(Washington, D.C.) December 7, 2007: The ENOUGH Project hails yesterday’s passing of the Genocide Accountability Act of 2007 as a huge step toward bringing the perpetrators of genocide to justice.
The legislation, introduced by Senator Richard Durbin (D-IL) and passed with strong bipartisan support in the U.S. Senate and U.S. House of Representatives, would allow the U.S. Department of Justice to prosecute foreign nationals in the U.S. suspected of genocide.
“This act is of critical importance as a matter of both principle and policy,” says ENOUGH co-chair Gayle Smith. “If we are to stand up for accountability, the rule of law, and justice, our laws must ensure that non-U.S. citizens who commit acts of genocide can be tried in the United States.”
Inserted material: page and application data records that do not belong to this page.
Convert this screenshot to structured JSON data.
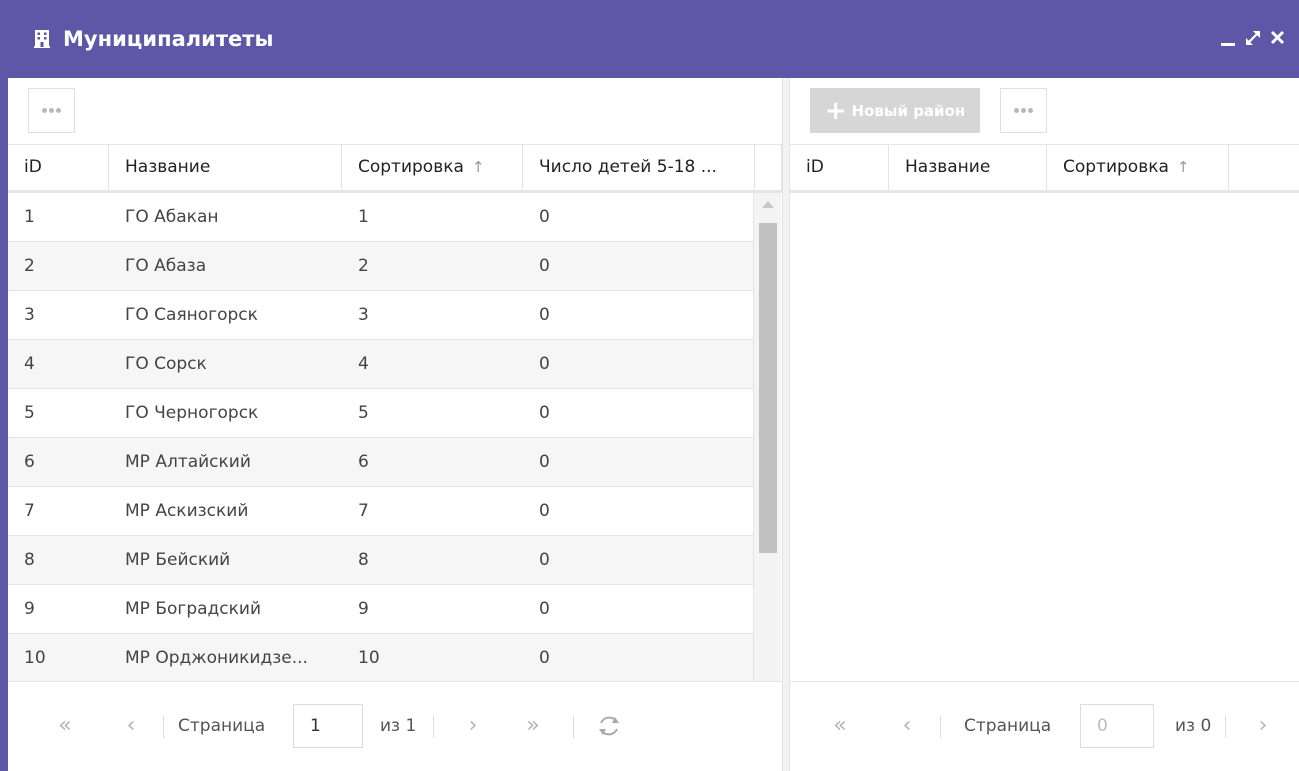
{
  "window": {
    "title": "Муниципалитеты",
    "title_bg": "#5e57a7"
  },
  "left": {
    "columns": [
      "iD",
      "Название",
      "Сортировка",
      "Число детей 5-18 ..."
    ],
    "sort_icon": "arrow-up-icon",
    "rows": [
      [
        "1",
        "ГО Абакан",
        "1",
        "0"
      ],
      [
        "2",
        "ГО Абаза",
        "2",
        "0"
      ],
      [
        "3",
        "ГО Саяногорск",
        "3",
        "0"
      ],
      [
        "4",
        "ГО Сорск",
        "4",
        "0"
      ],
      [
        "5",
        "ГО Черногорск",
        "5",
        "0"
      ],
      [
        "6",
        "МР Алтайский",
        "6",
        "0"
      ],
      [
        "7",
        "МР Аскизский",
        "7",
        "0"
      ],
      [
        "8",
        "МР Бейский",
        "8",
        "0"
      ],
      [
        "9",
        "МР Боградский",
        "9",
        "0"
      ],
      [
        "10",
        "МР Орджоникидзе...",
        "10",
        "0"
      ]
    ],
    "pager": {
      "first": "«",
      "prev": "‹",
      "page_label": "Страница",
      "page_value": "1",
      "of_label": "из 1",
      "next": "›",
      "last": "»",
      "refresh_icon": "refresh-icon"
    }
  },
  "right": {
    "new_button": "Новый район",
    "columns": [
      "iD",
      "Название",
      "Сортировка"
    ],
    "pager": {
      "first": "«",
      "prev": "‹",
      "page_label": "Страница",
      "page_placeholder": "0",
      "of_label": "из 0",
      "next": "›"
    }
  }
}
Current U.S. law fails to provide the Justice Department with the jurisdiction to indict perpetrators of genocide within U.S. territory. The Department reportedly has already identified individuals who may have been involved in the Bosnian and Rwandan genocides and now are living within U.S. borders. If the bill becomes law, these individuals can be indicted.
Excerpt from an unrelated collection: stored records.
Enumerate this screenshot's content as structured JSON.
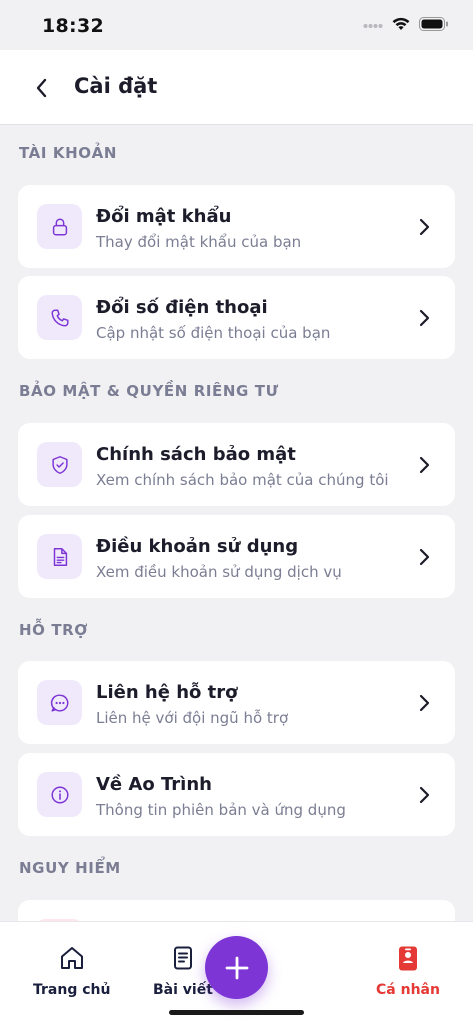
{
  "status": {
    "time": "18:32"
  },
  "header": {
    "title": "Cài đặt"
  },
  "sections": [
    {
      "title": "TÀI KHOẢN",
      "items": [
        {
          "title": "Đổi mật khẩu",
          "subtitle": "Thay đổi mật khẩu của bạn",
          "icon": "lock-icon"
        },
        {
          "title": "Đổi số điện thoại",
          "subtitle": "Cập nhật số điện thoại của bạn",
          "icon": "phone-icon"
        }
      ]
    },
    {
      "title": "BẢO MẬT & QUYỀN RIÊNG TƯ",
      "items": [
        {
          "title": "Chính sách bảo mật",
          "subtitle": "Xem chính sách bảo mật của chúng tôi",
          "icon": "shield-check-icon"
        },
        {
          "title": "Điều khoản sử dụng",
          "subtitle": "Xem điều khoản sử dụng dịch vụ",
          "icon": "document-icon"
        }
      ]
    },
    {
      "title": "HỖ TRỢ",
      "items": [
        {
          "title": "Liên hệ hỗ trợ",
          "subtitle": "Liên hệ với đội ngũ hỗ trợ",
          "icon": "chat-bubble-icon"
        },
        {
          "title": "Về Ao Trình",
          "subtitle": "Thông tin phiên bản và ứng dụng",
          "icon": "info-icon"
        }
      ]
    },
    {
      "title": "NGUY HIỂM",
      "items": []
    }
  ],
  "tabbar": {
    "home": "Trang chủ",
    "posts": "Bài viết",
    "profile": "Cá nhân",
    "fab_icon": "plus-icon"
  },
  "colors": {
    "accent": "#7d35d6",
    "icon_bg": "#efe9fb",
    "active_tab": "#e53935",
    "section_title": "#7a7d93"
  }
}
The legislation is now being sent to the President for his signature. If given the presidential stamp of approval, the bill will be the first piece of legislation to become law by the new Senate Subcommittee on Human Rights and the Law, created and chaired by Senator Richard Durbin.
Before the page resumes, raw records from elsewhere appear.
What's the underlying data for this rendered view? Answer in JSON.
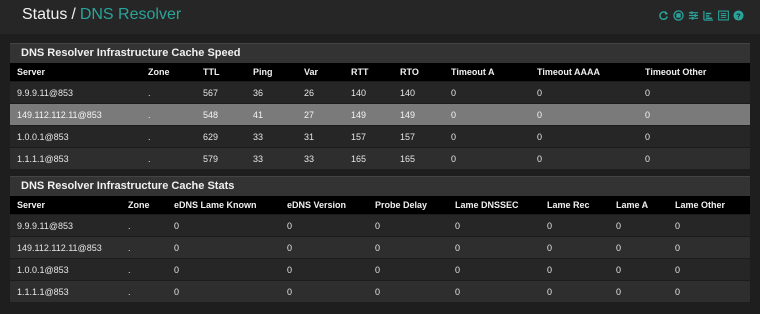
{
  "header": {
    "crumb_root": "Status",
    "crumb_sep": "/",
    "crumb_current": "DNS Resolver",
    "accent": "#2aa39a",
    "icons": [
      "reload-icon",
      "stop-icon",
      "sliders-icon",
      "bar-chart-icon",
      "list-icon",
      "help-icon"
    ]
  },
  "speed": {
    "title": "DNS Resolver Infrastructure Cache Speed",
    "columns": [
      "Server",
      "Zone",
      "TTL",
      "Ping",
      "Var",
      "RTT",
      "RTO",
      "Timeout A",
      "Timeout AAAA",
      "Timeout Other"
    ],
    "rows": [
      [
        "9.9.9.11@853",
        ".",
        "567",
        "36",
        "26",
        "140",
        "140",
        "0",
        "0",
        "0"
      ],
      [
        "149.112.112.11@853",
        ".",
        "548",
        "41",
        "27",
        "149",
        "149",
        "0",
        "0",
        "0"
      ],
      [
        "1.0.0.1@853",
        ".",
        "629",
        "33",
        "31",
        "157",
        "157",
        "0",
        "0",
        "0"
      ],
      [
        "1.1.1.1@853",
        ".",
        "579",
        "33",
        "33",
        "165",
        "165",
        "0",
        "0",
        "0"
      ]
    ]
  },
  "stats": {
    "title": "DNS Resolver Infrastructure Cache Stats",
    "columns": [
      "Server",
      "Zone",
      "eDNS Lame Known",
      "eDNS Version",
      "Probe Delay",
      "Lame DNSSEC",
      "Lame Rec",
      "Lame A",
      "Lame Other"
    ],
    "rows": [
      [
        "9.9.9.11@853",
        ".",
        "0",
        "0",
        "0",
        "0",
        "0",
        "0",
        "0"
      ],
      [
        "149.112.112.11@853",
        ".",
        "0",
        "0",
        "0",
        "0",
        "0",
        "0",
        "0"
      ],
      [
        "1.0.0.1@853",
        ".",
        "0",
        "0",
        "0",
        "0",
        "0",
        "0",
        "0"
      ],
      [
        "1.1.1.1@853",
        ".",
        "0",
        "0",
        "0",
        "0",
        "0",
        "0",
        "0"
      ]
    ]
  }
}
“With a live genocide blazing in Darfur, we must send a strong message to those authorizing and executing these egregious crimes that they, too, will be held accountable,” says Smith.
To read Gayle Smith’s testimony in support of the Genocide Accountability Act of 2007, go to: www.enoughproject.org/node/535.